The mechanical services industry is in the midst of a major change, as manufacturers and contractors must adapt to new limits on the use of hydrofluorocarbons (HFCs). Also known as F-Gases, HFCs are used as refrigerants in air conditioning systems, but many have high global warming potential (GWP).
A phasedown is underway, with a quota system legislating the amount of carbon dioxide equivalent allowed on the market. The aim is to reduce that measure by 80% by 2030, so the result will be lower availability of existing refrigerants, and higher prices as demand increases.
In preparation, manufacturers have introduced new refrigerants such as R32, which has a significantly lower GWP than its predecessors.
Refrigerant and service gas supplier A-Gas details the phasedown and various alternatives in the graphic below. The key dates in the timeline are:
2017: Quota cut by approximately 11%, so availability is dropping. Suppliers are switching to low-GWP options so they use up less of their quota.
2018: For new systems, the quota will have dropped by 37% compared to the baseline set in 2015. Reclaimed and recycled refrigerant can still be used.
2020: Refrigerants with a GWP greater than 2,500 will be banned in new systems. Engineers will also not be allowed to top up systems with these refrigerants if the volume is more than 40 tonnes of carbon dioxide equivalent.

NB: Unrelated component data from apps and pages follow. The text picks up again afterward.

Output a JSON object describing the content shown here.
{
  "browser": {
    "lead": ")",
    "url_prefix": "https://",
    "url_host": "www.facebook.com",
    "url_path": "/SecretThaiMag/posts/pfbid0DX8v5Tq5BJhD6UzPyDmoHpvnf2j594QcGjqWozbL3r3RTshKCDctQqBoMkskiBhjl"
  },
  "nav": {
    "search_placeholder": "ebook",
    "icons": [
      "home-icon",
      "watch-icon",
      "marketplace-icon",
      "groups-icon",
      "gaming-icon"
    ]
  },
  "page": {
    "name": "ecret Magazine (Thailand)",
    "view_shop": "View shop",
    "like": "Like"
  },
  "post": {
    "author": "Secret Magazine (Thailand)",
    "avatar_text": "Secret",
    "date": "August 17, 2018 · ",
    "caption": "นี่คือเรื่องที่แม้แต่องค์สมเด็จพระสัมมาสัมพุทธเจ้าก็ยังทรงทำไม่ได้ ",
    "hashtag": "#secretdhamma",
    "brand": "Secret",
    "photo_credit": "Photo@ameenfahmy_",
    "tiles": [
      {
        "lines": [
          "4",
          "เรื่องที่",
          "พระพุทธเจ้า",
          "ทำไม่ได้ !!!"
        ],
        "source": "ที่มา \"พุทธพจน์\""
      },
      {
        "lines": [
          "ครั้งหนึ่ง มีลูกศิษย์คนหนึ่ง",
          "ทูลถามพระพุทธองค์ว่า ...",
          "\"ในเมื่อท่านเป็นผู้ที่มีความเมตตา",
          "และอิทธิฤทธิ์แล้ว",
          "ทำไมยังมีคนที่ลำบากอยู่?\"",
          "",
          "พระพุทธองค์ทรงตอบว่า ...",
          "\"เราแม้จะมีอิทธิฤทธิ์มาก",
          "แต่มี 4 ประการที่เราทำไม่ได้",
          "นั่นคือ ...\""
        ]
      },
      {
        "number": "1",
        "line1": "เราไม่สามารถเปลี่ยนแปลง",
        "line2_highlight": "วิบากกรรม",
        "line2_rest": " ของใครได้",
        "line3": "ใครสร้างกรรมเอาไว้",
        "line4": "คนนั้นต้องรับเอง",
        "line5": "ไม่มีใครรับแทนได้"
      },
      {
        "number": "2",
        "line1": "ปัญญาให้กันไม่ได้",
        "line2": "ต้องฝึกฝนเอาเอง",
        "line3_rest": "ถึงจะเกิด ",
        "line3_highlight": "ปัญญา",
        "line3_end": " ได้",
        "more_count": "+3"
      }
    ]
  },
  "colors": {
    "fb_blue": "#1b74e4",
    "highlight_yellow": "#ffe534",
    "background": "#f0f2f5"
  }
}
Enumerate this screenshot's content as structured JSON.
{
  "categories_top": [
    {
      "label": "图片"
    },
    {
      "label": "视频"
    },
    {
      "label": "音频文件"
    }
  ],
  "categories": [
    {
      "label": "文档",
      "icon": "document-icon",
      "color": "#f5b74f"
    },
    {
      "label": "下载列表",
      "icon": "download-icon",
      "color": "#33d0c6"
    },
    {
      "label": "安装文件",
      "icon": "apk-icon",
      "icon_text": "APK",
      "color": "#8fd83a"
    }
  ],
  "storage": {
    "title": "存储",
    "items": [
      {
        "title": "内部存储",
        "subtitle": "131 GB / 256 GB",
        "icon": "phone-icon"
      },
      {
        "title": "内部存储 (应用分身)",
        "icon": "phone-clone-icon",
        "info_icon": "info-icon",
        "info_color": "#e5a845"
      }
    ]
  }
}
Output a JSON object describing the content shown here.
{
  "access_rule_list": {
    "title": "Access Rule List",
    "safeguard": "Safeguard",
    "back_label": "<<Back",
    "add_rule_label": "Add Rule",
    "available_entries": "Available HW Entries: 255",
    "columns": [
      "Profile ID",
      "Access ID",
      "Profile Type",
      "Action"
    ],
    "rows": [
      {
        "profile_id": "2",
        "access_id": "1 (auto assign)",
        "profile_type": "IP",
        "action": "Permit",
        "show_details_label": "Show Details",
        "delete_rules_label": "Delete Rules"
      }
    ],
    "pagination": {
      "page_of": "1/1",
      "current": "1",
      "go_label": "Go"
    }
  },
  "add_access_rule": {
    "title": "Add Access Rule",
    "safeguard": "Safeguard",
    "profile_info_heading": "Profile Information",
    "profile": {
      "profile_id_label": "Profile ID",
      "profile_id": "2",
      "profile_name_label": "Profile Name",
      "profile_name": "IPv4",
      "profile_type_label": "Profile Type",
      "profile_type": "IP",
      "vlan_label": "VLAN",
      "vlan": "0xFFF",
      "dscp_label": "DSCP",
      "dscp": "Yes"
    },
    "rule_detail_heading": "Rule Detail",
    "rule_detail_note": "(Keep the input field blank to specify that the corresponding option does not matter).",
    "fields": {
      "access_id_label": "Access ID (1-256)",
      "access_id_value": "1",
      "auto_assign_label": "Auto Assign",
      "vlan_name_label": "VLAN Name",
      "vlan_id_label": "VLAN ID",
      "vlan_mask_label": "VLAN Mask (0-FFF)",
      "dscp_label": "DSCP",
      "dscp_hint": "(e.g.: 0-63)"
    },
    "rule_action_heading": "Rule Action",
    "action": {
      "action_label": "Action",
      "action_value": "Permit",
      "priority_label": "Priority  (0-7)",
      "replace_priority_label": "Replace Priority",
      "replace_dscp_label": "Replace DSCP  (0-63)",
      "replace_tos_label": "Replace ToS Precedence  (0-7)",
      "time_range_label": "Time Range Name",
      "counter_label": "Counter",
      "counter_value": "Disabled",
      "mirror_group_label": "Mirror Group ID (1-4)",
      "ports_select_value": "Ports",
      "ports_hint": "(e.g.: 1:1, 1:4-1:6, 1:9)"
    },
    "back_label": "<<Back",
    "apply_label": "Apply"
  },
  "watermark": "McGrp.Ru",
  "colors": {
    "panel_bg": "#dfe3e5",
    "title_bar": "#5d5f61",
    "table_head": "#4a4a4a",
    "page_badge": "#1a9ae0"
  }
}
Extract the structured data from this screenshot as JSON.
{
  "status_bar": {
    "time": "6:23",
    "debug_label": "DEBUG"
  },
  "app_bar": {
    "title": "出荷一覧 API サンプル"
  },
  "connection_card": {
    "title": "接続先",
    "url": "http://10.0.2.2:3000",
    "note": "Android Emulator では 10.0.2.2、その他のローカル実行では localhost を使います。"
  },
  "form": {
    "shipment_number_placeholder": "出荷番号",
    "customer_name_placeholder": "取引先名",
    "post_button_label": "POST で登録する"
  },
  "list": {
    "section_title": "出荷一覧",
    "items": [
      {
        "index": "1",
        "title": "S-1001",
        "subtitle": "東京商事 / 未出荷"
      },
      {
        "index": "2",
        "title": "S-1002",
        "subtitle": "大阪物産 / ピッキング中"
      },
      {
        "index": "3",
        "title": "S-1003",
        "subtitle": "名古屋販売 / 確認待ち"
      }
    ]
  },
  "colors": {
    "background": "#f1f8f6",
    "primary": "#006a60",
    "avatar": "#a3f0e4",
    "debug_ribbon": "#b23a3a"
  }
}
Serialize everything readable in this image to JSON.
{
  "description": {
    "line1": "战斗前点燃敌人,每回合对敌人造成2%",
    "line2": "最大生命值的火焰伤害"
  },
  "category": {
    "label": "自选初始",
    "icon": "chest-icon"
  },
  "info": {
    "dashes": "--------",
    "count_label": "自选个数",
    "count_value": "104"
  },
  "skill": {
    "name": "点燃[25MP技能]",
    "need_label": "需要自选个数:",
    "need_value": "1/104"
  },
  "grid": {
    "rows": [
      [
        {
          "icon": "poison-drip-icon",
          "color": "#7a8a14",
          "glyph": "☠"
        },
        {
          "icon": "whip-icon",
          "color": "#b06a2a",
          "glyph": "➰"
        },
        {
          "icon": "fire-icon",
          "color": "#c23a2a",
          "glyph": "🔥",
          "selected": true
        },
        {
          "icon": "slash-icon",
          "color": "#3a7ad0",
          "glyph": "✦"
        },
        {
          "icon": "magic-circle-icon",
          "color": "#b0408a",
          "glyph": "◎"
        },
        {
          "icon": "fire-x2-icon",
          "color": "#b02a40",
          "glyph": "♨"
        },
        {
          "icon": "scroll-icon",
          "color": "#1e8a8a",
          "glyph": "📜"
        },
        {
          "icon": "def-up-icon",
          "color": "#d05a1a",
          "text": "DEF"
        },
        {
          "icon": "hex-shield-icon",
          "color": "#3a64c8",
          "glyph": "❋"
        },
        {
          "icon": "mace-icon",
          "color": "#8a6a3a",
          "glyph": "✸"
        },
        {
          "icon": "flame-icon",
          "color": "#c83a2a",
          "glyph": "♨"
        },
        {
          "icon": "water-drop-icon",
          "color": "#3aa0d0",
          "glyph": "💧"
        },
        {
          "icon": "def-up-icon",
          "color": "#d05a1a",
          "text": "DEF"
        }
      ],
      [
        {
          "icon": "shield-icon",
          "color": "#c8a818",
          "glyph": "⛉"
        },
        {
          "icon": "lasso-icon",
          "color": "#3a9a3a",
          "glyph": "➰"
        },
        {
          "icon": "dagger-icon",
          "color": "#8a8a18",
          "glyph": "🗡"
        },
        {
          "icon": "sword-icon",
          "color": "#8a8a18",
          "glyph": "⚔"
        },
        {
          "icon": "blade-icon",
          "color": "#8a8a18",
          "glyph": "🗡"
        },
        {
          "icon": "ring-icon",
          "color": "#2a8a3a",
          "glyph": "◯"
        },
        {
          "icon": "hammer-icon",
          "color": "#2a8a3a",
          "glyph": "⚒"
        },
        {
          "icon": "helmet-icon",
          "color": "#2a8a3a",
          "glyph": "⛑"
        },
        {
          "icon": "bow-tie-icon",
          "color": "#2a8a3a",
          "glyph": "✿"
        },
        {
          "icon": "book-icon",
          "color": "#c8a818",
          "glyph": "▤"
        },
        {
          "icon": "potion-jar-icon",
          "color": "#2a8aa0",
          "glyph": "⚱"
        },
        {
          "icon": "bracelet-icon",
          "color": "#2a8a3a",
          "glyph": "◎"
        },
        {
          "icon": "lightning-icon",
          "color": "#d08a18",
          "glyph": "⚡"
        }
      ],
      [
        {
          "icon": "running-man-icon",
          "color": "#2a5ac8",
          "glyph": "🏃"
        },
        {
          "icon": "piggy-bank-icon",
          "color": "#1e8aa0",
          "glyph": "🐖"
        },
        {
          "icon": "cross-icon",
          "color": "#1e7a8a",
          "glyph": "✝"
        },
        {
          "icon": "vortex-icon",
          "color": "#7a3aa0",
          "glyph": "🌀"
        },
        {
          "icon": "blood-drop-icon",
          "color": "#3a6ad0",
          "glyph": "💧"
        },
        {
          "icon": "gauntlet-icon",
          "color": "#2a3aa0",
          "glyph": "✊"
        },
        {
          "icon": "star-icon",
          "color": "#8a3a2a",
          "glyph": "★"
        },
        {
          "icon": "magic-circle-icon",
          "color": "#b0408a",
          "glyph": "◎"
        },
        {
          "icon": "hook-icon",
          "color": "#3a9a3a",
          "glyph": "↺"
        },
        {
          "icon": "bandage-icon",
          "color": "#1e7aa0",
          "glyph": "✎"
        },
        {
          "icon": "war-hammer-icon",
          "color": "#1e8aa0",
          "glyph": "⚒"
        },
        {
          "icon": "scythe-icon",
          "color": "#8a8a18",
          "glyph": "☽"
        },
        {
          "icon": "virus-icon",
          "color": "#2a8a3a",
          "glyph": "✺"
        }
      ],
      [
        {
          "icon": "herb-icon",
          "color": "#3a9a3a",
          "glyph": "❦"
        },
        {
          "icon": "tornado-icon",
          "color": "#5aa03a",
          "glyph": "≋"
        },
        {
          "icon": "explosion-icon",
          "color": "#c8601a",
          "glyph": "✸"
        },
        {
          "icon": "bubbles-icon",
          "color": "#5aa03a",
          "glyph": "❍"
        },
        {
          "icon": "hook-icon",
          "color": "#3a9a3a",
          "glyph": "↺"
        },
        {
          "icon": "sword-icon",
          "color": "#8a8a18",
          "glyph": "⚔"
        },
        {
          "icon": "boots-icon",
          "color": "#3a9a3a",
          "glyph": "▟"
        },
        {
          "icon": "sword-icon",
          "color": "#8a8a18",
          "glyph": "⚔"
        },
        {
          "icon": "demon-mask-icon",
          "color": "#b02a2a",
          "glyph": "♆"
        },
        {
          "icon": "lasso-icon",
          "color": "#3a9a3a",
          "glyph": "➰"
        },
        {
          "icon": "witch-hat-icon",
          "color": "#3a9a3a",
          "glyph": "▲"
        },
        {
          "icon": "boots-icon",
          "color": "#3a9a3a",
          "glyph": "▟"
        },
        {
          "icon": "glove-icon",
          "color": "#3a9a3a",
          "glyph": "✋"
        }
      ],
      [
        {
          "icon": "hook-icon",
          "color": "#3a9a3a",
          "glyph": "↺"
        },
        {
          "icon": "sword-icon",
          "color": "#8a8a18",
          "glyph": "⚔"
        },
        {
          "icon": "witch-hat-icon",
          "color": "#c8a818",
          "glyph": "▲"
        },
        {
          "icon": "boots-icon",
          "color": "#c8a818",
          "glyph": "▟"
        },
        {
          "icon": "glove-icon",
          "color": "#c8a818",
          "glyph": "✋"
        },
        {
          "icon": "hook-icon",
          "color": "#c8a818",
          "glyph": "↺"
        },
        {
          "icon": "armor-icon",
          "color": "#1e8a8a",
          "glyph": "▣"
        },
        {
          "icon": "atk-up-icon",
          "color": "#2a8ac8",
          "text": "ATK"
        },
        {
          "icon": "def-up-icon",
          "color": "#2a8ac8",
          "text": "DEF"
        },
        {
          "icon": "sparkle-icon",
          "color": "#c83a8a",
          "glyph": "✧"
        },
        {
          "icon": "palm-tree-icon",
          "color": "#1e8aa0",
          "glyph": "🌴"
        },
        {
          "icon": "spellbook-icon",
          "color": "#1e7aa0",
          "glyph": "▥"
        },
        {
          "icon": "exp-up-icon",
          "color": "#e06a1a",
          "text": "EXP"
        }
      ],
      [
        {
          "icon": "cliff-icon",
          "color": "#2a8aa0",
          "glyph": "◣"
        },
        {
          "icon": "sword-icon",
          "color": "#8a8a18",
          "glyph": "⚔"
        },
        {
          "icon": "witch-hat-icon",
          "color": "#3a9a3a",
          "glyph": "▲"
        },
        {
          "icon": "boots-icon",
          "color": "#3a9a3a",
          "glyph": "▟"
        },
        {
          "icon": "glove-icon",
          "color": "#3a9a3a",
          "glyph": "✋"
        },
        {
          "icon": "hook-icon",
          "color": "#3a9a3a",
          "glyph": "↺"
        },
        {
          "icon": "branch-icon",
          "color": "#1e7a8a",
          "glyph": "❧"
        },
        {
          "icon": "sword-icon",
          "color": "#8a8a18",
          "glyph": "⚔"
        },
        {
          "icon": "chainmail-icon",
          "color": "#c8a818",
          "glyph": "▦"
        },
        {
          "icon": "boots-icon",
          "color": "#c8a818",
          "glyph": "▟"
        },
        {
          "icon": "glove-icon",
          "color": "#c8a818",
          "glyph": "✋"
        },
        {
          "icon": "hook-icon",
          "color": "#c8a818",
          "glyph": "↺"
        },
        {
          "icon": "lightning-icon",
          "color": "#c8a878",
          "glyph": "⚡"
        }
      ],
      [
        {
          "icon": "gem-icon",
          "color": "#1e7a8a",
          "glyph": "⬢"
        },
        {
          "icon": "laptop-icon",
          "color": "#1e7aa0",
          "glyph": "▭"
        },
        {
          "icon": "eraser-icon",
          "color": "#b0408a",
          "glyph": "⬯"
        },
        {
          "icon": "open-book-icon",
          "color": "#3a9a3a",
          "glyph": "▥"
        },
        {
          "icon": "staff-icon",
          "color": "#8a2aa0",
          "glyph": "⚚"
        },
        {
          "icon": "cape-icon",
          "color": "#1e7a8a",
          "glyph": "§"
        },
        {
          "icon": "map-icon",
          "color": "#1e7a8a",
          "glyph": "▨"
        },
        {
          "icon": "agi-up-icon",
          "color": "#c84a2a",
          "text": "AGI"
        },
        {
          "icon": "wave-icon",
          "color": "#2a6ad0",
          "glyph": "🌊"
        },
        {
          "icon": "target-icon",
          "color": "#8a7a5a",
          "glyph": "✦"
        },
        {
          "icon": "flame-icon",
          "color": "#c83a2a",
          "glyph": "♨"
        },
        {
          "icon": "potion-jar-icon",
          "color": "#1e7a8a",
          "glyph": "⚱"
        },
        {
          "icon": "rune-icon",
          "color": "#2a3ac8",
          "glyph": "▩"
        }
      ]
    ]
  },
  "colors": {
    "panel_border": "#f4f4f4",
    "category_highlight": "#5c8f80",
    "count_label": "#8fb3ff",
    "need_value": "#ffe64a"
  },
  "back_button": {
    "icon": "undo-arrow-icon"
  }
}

2022: The ban applies to virgin refrigerants with GWP greater than 750, for use in single split air conditioning systems with a charge less than 3kg.
2030: Reclaimed F-Gases can no longer be used. The quota placed on the market will have dropped by 80% compared to the 2015 baseline.